**Activity**.
Return the records that follow, unchanged and complete.

**Input material**.
Segment Open
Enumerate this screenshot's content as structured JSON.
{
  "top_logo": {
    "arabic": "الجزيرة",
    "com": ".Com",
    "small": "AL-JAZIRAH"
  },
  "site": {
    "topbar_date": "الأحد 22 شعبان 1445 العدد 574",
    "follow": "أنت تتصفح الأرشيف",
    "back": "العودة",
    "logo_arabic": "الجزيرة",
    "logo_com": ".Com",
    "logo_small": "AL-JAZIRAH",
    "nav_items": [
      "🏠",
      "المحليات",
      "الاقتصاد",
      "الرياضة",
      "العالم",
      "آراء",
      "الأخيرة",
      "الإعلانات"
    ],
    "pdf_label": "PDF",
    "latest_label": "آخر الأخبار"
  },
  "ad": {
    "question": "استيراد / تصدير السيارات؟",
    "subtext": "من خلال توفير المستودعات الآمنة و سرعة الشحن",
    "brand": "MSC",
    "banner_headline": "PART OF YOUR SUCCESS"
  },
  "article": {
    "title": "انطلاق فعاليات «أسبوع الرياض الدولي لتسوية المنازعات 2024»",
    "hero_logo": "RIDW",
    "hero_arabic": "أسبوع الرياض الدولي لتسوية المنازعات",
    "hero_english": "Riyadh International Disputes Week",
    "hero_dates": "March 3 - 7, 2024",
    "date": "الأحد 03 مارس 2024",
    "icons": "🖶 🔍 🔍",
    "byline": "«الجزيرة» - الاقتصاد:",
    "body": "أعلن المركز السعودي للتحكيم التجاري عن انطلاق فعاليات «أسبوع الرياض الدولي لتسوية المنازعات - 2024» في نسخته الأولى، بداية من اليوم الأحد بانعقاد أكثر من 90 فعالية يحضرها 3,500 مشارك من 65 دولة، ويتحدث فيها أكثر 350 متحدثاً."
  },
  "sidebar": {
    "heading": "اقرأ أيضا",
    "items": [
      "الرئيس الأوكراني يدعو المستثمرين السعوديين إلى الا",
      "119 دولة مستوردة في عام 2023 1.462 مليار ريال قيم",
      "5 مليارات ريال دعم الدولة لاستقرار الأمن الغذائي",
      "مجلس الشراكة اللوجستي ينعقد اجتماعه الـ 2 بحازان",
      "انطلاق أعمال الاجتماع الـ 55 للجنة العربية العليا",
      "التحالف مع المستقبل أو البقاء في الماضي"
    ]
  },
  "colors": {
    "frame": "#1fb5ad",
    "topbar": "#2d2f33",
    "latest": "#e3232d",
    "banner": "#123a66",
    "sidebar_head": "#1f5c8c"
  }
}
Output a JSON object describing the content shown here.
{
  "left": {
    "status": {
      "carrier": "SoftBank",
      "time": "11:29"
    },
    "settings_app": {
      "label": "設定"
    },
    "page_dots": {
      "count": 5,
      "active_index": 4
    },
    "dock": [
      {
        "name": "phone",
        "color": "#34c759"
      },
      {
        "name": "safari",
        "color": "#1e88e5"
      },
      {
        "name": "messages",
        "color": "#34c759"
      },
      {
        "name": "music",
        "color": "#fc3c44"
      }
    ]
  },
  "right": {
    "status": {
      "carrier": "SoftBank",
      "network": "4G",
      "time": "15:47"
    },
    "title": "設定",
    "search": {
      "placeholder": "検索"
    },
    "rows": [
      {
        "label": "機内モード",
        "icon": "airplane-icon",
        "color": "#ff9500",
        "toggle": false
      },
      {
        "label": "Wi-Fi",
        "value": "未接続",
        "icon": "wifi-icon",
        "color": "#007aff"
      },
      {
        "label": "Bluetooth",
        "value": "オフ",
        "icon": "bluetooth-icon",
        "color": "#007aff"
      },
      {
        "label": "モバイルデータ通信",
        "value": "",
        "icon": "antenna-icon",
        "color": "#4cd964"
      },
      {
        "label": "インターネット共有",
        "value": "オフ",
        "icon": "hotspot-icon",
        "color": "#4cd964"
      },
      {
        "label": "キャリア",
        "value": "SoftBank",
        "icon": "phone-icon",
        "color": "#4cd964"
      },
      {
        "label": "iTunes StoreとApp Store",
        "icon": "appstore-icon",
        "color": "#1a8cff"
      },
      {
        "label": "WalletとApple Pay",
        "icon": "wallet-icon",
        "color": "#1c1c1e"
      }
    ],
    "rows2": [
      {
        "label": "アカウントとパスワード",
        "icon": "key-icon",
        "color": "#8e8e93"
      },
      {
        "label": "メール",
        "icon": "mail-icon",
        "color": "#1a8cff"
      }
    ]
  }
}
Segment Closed
**Response below**.
Enumerate this screenshot's content as structured JSON.
{
  "top_logo": {
    "arabic": "الجزيرة",
    "com": ".Com",
    "small": "AL-JAZIRAH"
  },
  "site": {
    "topbar_date": "الأحد 22 شعبان 1445 العدد 574",
    "follow": "أنت تتصفح الأرشيف",
    "back": "العودة",
    "logo_arabic": "الجزيرة",
    "logo_com": ".Com",
    "logo_small": "AL-JAZIRAH",
    "nav_items": [
      "🏠",
      "المحليات",
      "الاقتصاد",
      "الرياضة",
      "العالم",
      "آراء",
      "الأخيرة",
      "الإعلانات"
    ],
    "pdf_label": "PDF",
    "latest_label": "آخر الأخبار"
  },
  "ad": {
    "question": "استيراد / تصدير السيارات؟",
    "subtext": "من خلال توفير المستودعات الآمنة و سرعة الشحن",
    "brand": "MSC",
    "banner_headline": "PART OF YOUR SUCCESS"
  },
  "article": {
    "title": "انطلاق فعاليات «أسبوع الرياض الدولي لتسوية المنازعات 2024»",
    "hero_logo": "RIDW",
    "hero_arabic": "أسبوع الرياض الدولي لتسوية المنازعات",
    "hero_english": "Riyadh International Disputes Week",
    "hero_dates": "March 3 - 7, 2024",
    "date": "الأحد 03 مارس 2024",
    "icons": "🖶 🔍 🔍",
    "byline": "«الجزيرة» - الاقتصاد:",
    "body": "أعلن المركز السعودي للتحكيم التجاري عن انطلاق فعاليات «أسبوع الرياض الدولي لتسوية المنازعات - 2024» في نسخته الأولى، بداية من اليوم الأحد بانعقاد أكثر من 90 فعالية يحضرها 3,500 مشارك من 65 دولة، ويتحدث فيها أكثر 350 متحدثاً."
  },
  "sidebar": {
    "heading": "اقرأ أيضا",
    "items": [
      "الرئيس الأوكراني يدعو المستثمرين السعوديين إلى الا",
      "119 دولة مستوردة في عام 2023 1.462 مليار ريال قيم",
      "5 مليارات ريال دعم الدولة لاستقرار الأمن الغذائي",
      "مجلس الشراكة اللوجستي ينعقد اجتماعه الـ 2 بحازان",
      "انطلاق أعمال الاجتماع الـ 55 للجنة العربية العليا",
      "التحالف مع المستقبل أو البقاء في الماضي"
    ]
  },
  "colors": {
    "frame": "#1fb5ad",
    "topbar": "#2d2f33",
    "latest": "#e3232d",
    "banner": "#123a66",
    "sidebar_head": "#1f5c8c"
  }
}
Output a JSON object describing the content shown here.
{
  "left": {
    "status": {
      "carrier": "SoftBank",
      "time": "11:29"
    },
    "settings_app": {
      "label": "設定"
    },
    "page_dots": {
      "count": 5,
      "active_index": 4
    },
    "dock": [
      {
        "name": "phone",
        "color": "#34c759"
      },
      {
        "name": "safari",
        "color": "#1e88e5"
      },
      {
        "name": "messages",
        "color": "#34c759"
      },
      {
        "name": "music",
        "color": "#fc3c44"
      }
    ]
  },
  "right": {
    "status": {
      "carrier": "SoftBank",
      "network": "4G",
      "time": "15:47"
    },
    "title": "設定",
    "search": {
      "placeholder": "検索"
    },
    "rows": [
      {
        "label": "機内モード",
        "icon": "airplane-icon",
        "color": "#ff9500",
        "toggle": false
      },
      {
        "label": "Wi-Fi",
        "value": "未接続",
        "icon": "wifi-icon",
        "color": "#007aff"
      },
      {
        "label": "Bluetooth",
        "value": "オフ",
        "icon": "bluetooth-icon",
        "color": "#007aff"
      },
      {
        "label": "モバイルデータ通信",
        "value": "",
        "icon": "antenna-icon",
        "color": "#4cd964"
      },
      {
        "label": "インターネット共有",
        "value": "オフ",
        "icon": "hotspot-icon",
        "color": "#4cd964"
      },
      {
        "label": "キャリア",
        "value": "SoftBank",
        "icon": "phone-icon",
        "color": "#4cd964"
      },
      {
        "label": "iTunes StoreとApp Store",
        "icon": "appstore-icon",
        "color": "#1a8cff"
      },
      {
        "label": "WalletとApple Pay",
        "icon": "wallet-icon",
        "color": "#1c1c1e"
      }
    ],
    "rows2": [
      {
        "label": "アカウントとパスワード",
        "icon": "key-icon",
        "color": "#8e8e93"
      },
      {
        "label": "メール",
        "icon": "mail-icon",
        "color": "#1a8cff"
      }
    ]
  }
}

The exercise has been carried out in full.